The concert was broadcast twice on the BBC in 1966 and once in the USA on ABC-TV on January 1967. Unfortunately the audio was so atrocious that the Beatles’ manager Brian Epstein and personal assistant Tony Bramwell decided this needed some overdubs. So the band shuffled in on January 5, 1966 for shall we say some touch-up work at CTC Studios in London. Two songs, ‘She’s a Woman’ and ‘Act Naturally’ were not on the soundtrack; I’ll get back to the latter song in a bit. Although ‘Everybody’s Trying to Be My Baby’ also was not on the soundtrack, it did see release on Anthology 2 in 1996. Let’s go through this, track by track.
–‘Twist and Shout’, the 1st number, was not even taken from the Shea concert but from the August 30 concert at the Hollywood Bowl, which would be officially released on the 1977 live Hollywood Bowl LP.

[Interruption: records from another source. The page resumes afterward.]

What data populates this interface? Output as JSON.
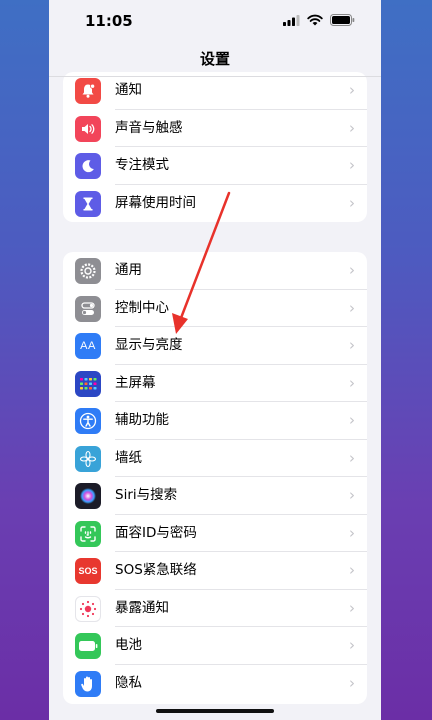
{
  "status": {
    "time": "11:05"
  },
  "nav": {
    "title": "设置"
  },
  "group1": [
    {
      "key": "notifications",
      "label": "通知",
      "color": "#f24a45",
      "icon": "bell-icon"
    },
    {
      "key": "sounds",
      "label": "声音与触感",
      "color": "#f2455a",
      "icon": "speaker-icon"
    },
    {
      "key": "focus",
      "label": "专注模式",
      "color": "#5e5ce6",
      "icon": "moon-icon"
    },
    {
      "key": "screen-time",
      "label": "屏幕使用时间",
      "color": "#5e5ce6",
      "icon": "hourglass-icon"
    }
  ],
  "group2": [
    {
      "key": "general",
      "label": "通用",
      "color": "#8e8e93",
      "icon": "gear-icon"
    },
    {
      "key": "control-center",
      "label": "控制中心",
      "color": "#8e8e93",
      "icon": "toggle-icon"
    },
    {
      "key": "display",
      "label": "显示与亮度",
      "color": "#2f7cf6",
      "icon": "text-size-icon",
      "glyph": "AA"
    },
    {
      "key": "home-screen",
      "label": "主屏幕",
      "color": "#2c47c4",
      "icon": "grid-icon"
    },
    {
      "key": "accessibility",
      "label": "辅助功能",
      "color": "#2f7cf6",
      "icon": "accessibility-icon"
    },
    {
      "key": "wallpaper",
      "label": "墙纸",
      "color": "#39a3d8",
      "icon": "flower-icon"
    },
    {
      "key": "siri",
      "label": "Siri与搜索",
      "color": "#222233",
      "icon": "siri-icon"
    },
    {
      "key": "face-id",
      "label": "面容ID与密码",
      "color": "#34c759",
      "icon": "face-id-icon"
    },
    {
      "key": "sos",
      "label": "SOS紧急联络",
      "color": "#e8382f",
      "icon": "sos-icon",
      "glyph": "SOS"
    },
    {
      "key": "exposure",
      "label": "暴露通知",
      "color": "#ffffff",
      "icon": "exposure-icon"
    },
    {
      "key": "battery",
      "label": "电池",
      "color": "#34c759",
      "icon": "battery-icon"
    },
    {
      "key": "privacy",
      "label": "隐私",
      "color": "#2f7cf6",
      "icon": "hand-icon"
    }
  ],
  "chevron": "›",
  "annotation": {
    "color": "#e8322b",
    "icon": "arrow-annotation"
  }
}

–‘I Feel Fine’ is a new version recorded at CTS, January 1966 to make up for the poorly recorded original live track.
–‘Dizzy Miss Lizzy’ features an overdub of Paul’s bass parts as well as a new organ track by John
–‘Ticket to Ride appears as it was
–‘Can’t Buy Me Love’ also features a bass overdub by Paul
–‘Baby’s in Black’ received another bass overdub
–‘A Hard Day’s Night’ was untouched but still obscured by interview fragments by John, Paul, George and Brian Epstein.
–‘Act Naturally’ was probably the laziest ‘overdub’ as it’s neither a new version but simply the studio recording we all know with audience screams layered over it.
–‘Help!’ was a new version recorded at CTS , January 1966.
–‘I’m Down’ has overdubbed bass by Paul.
Please don’t take these observations too critically. I loved that LP, despite the above deficiencies which I wasn’t aware of as a kid. Admittedly I’m not the most discriminating Beatles listener and I’m grateful that my mother thought of me when she bought it.
I have not thought about Sudan in a long time. I’m sorry. I’d hoped with the ‘end of hostilities’ between the Northern government in Khartoum & the South would be a new beginning. Never mind why the Bush Administration did it, for Billy Graham’s fundamentalist gang or what, it still stopped the war and I was thankful for that. At least I was.
As of 2013 a new civil war has broken out. Over 300,000 more people have died. That’s not to mention the ongoing scorched earth policy in Southern Kordofan. Don’t expect much U.N. help, the Russians & Chinese will see to it that no aid comes forth.
I still haven’t forgiven any of you in positions of power for doing nothing about Darfur. You gave the token condemnation & left it at that. You learned nothing from Rwanda, except to wash it off your conscience as 2.7 million people were driven from their homes. An article in the Lancet in 2010 puts the reliable estimated death toll between 178,258 & 461, 520.
Where is Donald Trump in all this? Well, he might be making some positive moves for once, by imposing an arms embargo on South Sudan. Withdrawing U.S. aid to the country, in the middle of the worst refugee crisis in Africa, less so.
I’m not sure if I believe in a heaven or hell. But if there is a hell, Omer Bashir & all the rapist soldiers on both sides have earned a special place in it.